Yusra Khogali is co-founder of the “Black Lives Matter” movement in Canada and is considered to be the head of the national movement.
She calls herself a “black feminist, author, performance artist and public intellectual”, but in reality she is just a racist.
Confused, racist thesis: “Black Lives Matter” activist describes whites as genetic defects
For example, earlier Facebook posts by the Canadian BLM activist appeared on social media in July 2020, in which she described white skin as subhuman and whites as genetic defects.
She substantiates this racist thesis with confused theories about the skin pigment melanin.
Khogali denies humanity to whites
“Being white is not human” – with these words Khogali, who also co-founded a radical left-wing black student movement, introduces her post.
But she goes even further (corrected for spelling, grammar and readability): “ White skin is subhuman, and white people are a genetic defect of being black.” The whole thing is part of a downright racist and barely comprehensible pamphlet:
Award-winning racist thinks melanin is superhuman pigment
Then Khogali, who received an award from the city of Toronto for her work explains why whites are genetic defects and blacks are supermen.
She lists that the skin pigment melanin is a basis of life, is directly related to human fertility and ensures strong bones.
The nervous system and the human senses would also be strengthened by melanin, as well as intelligence, memory and creativity.
“Black Lives Matter” co-founder imagines mass murder of whites
Since fair-skinned people usually have less melanin than dark-skinned people, the activist comes to the conclusion: “Whites need racism to ensure their survival.
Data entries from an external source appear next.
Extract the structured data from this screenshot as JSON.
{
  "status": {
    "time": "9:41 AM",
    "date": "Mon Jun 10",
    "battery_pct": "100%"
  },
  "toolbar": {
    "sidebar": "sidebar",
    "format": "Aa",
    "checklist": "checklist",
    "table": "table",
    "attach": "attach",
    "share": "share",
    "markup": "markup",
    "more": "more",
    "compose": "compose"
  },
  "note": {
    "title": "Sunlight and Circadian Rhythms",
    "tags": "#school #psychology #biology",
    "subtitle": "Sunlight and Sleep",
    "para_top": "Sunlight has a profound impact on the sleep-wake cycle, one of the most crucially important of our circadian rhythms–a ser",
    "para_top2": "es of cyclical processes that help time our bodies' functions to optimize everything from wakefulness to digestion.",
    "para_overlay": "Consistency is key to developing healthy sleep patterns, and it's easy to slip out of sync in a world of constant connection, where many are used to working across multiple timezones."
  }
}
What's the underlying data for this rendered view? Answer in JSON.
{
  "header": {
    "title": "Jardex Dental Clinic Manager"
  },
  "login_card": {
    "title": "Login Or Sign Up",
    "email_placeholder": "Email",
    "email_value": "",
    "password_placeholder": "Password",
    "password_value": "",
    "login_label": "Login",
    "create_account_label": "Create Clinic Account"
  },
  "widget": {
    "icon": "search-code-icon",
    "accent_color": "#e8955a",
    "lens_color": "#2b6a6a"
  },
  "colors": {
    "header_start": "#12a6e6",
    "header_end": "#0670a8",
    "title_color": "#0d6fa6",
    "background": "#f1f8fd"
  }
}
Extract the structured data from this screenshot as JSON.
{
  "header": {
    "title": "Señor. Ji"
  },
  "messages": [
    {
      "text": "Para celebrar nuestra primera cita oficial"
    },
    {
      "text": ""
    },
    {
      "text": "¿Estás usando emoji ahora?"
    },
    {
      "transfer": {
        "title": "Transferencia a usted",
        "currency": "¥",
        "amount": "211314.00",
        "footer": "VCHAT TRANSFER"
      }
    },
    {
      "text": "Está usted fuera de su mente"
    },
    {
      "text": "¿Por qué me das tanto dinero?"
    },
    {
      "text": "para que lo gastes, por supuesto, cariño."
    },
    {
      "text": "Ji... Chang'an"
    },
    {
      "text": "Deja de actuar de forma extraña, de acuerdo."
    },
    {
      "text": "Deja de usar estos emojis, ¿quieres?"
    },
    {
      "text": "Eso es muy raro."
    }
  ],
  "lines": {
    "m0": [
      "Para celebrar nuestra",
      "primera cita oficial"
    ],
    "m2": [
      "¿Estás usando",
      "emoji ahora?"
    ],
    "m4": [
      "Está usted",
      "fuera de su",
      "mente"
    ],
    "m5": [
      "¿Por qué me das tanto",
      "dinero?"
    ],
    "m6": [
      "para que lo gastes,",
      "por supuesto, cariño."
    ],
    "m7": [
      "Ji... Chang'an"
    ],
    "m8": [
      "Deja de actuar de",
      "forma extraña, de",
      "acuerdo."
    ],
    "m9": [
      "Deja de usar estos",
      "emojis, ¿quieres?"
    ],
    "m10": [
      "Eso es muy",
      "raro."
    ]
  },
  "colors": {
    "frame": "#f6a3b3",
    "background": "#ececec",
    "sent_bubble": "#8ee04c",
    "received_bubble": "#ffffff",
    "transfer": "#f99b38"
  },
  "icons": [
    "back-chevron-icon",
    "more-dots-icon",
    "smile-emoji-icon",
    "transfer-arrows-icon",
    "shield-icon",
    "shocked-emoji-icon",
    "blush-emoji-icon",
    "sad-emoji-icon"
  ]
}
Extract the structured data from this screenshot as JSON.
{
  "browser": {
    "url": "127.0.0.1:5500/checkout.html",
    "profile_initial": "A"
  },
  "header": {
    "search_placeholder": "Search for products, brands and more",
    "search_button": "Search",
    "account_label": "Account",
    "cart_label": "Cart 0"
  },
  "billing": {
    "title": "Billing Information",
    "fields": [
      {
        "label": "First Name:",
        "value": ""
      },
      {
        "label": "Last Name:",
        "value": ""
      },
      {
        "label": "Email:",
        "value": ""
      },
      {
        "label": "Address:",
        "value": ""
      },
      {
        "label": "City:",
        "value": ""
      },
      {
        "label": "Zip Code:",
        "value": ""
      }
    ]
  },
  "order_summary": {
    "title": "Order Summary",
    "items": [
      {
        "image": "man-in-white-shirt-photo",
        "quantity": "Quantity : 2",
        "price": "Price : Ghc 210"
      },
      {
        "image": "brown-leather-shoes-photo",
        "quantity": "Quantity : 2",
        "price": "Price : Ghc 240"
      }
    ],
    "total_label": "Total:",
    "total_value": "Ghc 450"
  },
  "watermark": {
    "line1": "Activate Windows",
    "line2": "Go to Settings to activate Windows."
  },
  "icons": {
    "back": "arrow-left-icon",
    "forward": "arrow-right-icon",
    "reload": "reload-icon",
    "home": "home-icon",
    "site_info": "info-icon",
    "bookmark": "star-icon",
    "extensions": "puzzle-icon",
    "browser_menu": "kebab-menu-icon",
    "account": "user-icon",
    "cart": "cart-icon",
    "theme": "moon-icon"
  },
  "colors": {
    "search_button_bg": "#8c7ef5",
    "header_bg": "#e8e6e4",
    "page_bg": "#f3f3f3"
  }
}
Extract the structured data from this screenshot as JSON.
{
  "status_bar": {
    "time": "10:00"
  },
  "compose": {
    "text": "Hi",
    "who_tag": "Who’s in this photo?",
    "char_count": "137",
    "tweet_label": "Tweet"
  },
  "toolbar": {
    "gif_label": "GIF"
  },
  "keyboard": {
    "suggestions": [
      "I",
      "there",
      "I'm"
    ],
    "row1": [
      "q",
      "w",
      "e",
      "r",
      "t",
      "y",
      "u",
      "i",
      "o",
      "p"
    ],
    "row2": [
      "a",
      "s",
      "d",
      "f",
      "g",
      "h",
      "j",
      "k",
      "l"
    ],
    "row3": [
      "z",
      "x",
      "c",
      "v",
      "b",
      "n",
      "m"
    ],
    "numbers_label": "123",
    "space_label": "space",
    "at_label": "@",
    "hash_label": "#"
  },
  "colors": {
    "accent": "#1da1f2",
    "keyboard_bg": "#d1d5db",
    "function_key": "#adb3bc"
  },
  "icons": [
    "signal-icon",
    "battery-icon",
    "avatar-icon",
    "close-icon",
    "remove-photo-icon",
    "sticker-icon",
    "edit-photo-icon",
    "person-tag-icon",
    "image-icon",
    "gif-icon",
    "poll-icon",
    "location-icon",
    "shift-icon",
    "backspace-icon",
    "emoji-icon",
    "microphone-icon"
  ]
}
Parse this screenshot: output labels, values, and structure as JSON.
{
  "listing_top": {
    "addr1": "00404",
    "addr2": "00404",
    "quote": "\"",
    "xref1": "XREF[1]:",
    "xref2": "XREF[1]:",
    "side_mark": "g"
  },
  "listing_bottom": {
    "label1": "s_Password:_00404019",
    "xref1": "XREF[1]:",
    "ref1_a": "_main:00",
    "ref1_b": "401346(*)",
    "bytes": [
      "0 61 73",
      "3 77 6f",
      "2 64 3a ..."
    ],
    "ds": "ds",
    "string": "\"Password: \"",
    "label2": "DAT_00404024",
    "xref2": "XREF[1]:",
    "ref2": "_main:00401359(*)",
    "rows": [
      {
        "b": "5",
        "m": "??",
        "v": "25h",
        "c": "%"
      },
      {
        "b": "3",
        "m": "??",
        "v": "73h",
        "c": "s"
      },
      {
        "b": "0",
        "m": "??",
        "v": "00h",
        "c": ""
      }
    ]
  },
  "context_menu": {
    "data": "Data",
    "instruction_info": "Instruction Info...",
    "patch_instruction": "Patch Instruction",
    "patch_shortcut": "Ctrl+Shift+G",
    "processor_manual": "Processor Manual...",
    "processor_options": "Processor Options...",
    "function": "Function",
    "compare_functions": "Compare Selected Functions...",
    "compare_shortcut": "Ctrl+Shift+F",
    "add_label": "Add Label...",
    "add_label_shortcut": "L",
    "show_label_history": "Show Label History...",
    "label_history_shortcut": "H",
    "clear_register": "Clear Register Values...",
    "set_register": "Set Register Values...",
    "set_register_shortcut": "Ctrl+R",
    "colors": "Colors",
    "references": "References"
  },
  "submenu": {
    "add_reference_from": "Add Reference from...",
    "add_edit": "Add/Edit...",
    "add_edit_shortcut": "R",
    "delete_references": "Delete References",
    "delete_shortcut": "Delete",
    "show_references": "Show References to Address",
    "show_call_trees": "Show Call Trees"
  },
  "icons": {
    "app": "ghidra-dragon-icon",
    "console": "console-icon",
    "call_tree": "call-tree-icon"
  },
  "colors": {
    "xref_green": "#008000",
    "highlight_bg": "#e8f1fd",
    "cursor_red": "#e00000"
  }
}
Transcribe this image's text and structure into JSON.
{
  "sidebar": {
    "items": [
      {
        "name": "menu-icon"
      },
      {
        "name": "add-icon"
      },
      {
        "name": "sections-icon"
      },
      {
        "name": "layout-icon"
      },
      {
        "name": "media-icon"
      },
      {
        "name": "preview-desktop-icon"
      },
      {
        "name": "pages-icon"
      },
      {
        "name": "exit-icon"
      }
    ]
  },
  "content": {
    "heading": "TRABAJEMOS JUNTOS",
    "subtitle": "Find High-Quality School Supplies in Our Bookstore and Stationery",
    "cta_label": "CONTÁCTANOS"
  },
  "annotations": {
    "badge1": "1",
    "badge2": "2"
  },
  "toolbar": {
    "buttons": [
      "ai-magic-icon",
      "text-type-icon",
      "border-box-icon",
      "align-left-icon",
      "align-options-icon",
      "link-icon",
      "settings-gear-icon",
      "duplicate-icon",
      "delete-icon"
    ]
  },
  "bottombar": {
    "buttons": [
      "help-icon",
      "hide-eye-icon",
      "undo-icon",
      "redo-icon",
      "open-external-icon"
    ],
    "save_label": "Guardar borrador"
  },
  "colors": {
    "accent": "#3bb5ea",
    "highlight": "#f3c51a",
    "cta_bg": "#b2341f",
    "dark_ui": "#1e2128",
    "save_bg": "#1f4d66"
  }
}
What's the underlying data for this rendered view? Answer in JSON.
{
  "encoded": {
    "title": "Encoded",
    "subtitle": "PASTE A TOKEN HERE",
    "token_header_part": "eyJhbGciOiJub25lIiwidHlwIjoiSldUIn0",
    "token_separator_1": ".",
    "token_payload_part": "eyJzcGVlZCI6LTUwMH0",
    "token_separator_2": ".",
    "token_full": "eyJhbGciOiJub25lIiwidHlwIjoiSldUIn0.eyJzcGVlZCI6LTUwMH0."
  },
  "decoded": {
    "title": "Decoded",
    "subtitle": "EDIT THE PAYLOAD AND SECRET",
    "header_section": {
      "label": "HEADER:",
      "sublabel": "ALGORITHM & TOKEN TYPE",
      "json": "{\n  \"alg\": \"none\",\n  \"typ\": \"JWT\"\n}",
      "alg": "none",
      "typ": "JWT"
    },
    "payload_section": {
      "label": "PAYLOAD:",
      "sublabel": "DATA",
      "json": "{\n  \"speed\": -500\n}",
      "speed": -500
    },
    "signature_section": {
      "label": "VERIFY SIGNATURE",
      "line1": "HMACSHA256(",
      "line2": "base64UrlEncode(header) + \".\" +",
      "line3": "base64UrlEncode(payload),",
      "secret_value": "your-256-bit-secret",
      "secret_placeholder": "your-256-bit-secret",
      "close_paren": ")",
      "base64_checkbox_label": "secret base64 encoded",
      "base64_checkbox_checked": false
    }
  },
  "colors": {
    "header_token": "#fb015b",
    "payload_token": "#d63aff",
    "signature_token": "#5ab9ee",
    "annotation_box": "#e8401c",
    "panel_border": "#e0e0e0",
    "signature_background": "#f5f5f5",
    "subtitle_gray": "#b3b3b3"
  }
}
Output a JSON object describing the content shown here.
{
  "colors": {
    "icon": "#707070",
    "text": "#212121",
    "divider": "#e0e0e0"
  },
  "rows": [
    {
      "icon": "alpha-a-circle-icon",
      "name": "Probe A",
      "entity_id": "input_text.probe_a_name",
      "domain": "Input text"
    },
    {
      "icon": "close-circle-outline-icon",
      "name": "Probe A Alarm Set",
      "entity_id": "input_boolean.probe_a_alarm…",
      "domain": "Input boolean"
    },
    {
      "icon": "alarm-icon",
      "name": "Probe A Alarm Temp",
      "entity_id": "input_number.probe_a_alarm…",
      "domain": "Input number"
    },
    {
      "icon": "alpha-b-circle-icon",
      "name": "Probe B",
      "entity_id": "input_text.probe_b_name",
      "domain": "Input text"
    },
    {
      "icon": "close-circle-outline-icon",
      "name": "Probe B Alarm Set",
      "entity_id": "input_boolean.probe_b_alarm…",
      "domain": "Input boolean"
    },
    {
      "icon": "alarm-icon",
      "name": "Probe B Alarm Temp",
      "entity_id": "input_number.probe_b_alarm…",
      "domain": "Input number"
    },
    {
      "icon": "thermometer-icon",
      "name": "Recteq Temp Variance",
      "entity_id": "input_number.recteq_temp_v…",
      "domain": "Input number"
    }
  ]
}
Black people could use their dominant genes to wipe out the white race if they had the power to do so!“
It is not the first time that Khogali has written publicly about her murderous fantasies. She had said on Twitter: “Please Allah, give me the strength not to kill these men and whites out there.”
After her statements became public, Khogali relativized her failures as ” idioms and rhetorical blossoms ” and described herself as “a person who calls for justice.”